The battle for the hearts and minds of the international public over the African Elephant brings into sharp focus the activities of the animal rights movement. Here people who live in countries devoid of large and dangerous animals raise vast amounts of money to ‘save’ elephants. Recently two noted academics dissected this situation in a very perceptive opinion piece, extracts of which are given below.
Saving the elephants is the most popular goal of animal rights groups in the developed world. Over two-thirds of the world’s African elephant population lives in four southern African countries: Botswana, Namibia, South Africa and Zimbabwe. By contrast, in the remainder of Africa herd numbers from poaching and population pressures have been in dramatic decline. One would think that the four states protecting most of the surviving elephants would be rewarded for their exceptional efforts. But to the contrary, these states have been punished.
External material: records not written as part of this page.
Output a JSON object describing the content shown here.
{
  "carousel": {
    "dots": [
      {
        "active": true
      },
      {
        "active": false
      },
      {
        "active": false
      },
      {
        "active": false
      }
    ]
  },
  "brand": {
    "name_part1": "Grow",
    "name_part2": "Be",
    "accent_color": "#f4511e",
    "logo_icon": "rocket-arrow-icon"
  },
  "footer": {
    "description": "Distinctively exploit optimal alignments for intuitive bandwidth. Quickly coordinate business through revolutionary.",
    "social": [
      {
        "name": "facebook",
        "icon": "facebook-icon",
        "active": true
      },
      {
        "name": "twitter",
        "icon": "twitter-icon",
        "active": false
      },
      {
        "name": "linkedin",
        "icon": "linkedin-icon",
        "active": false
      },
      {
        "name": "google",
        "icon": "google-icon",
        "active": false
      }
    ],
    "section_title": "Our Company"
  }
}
This outcome was strikingly evident at the recent meeting in Geneva of the Convention on International Trade in Endangered Species (CITES). The voting parties to the Convention rejected a proposal by the four southern African states that they be given the legal right to sell their stockpiles of ivory on the international market. They proposed to use their profits to pay for wildlife conservation and village damage caused by elephants.
How can CITES explain such a moral failure to reward the four governments which are successfully investing in saving over two-thirds of the world’s African elephants!
The CITES majority, led by animal rights groups in the developed countries, claim they must be ‘pragmatic’. Effectively, this ‘pragmatism’ means preventing all trade in elephant products, regardless of the moral cost. A recent Economist essay states that this pragmatism derives from a simple correlation. The one-time legal sales of ivory CITES allowed three southern African states in 2007 allegedly resulted in increased smuggling for over a decade. The theory is that legal ivory comes on the international market for one year and creates demand thereafter for smuggled goods. Most surprising in the case of the last legal sale in 2007, the poaching and smuggling is alleged to still be evident in 2018, 11 years after the legal ivory went on the market!
We would suggest that according to standard economic theory, the causation runs in the reverse: When there are no legal products on the market, the demand for smuggled products goes up. What the animal rights groups and CITES are doing is creating demand for poaching and smuggling by clearing the international market of all legal ivory. To add insult to injury, they are unwilling to reward the African governments that prevent elephant poaching from engaging in delimited international trade, the profits of which should be used to fund policing the poachers.
The animal rights cause is further undermined by the fact the key organizations in this movement raise hundreds of millions of dollars from their supporters, most prominently for their activities in saving the elephants. Yet neither they nor CITES itself allocate any of these millions to compensate rural villagers in the four countries whose crops, livestock, water points, and people are endangered periodically by the massive wild beasts roaming free in their midst. Nor have these organizations offered to financially assist the four African governments that are using costly police powers to prevent poaching in their territories. In effect, the wealthiest countries in the world are employing their overwhelming power and influence to impose trade policies on African countries with much less wealth.
The immorality of the current situation is multi-faceted. The animal rights organizations are raising millions of dollars from their unsuspecting supporters to save the elephants in developing countries, and they are using that money to lobby their governments to impose a policy which: 1) does not achieve the objectives their supporters are promised’ 2) forces African countries to fund these failed policies; 3) punishes governments which save their elephants; and 4) offers no compensation to villagers for financial loss and physical suffering.
By John D. Holm, Political Science, Cleveland State University and University of Botswana and Robert K. Hitchcock, Anthropology, University of New Mexico
Dr John Ledger is a past Director of the Endangered Wildlife Trust, a consultant and academic on energy and the environment, and a columnist for the African Hunting Gazette. John.Ledger@wol.co.za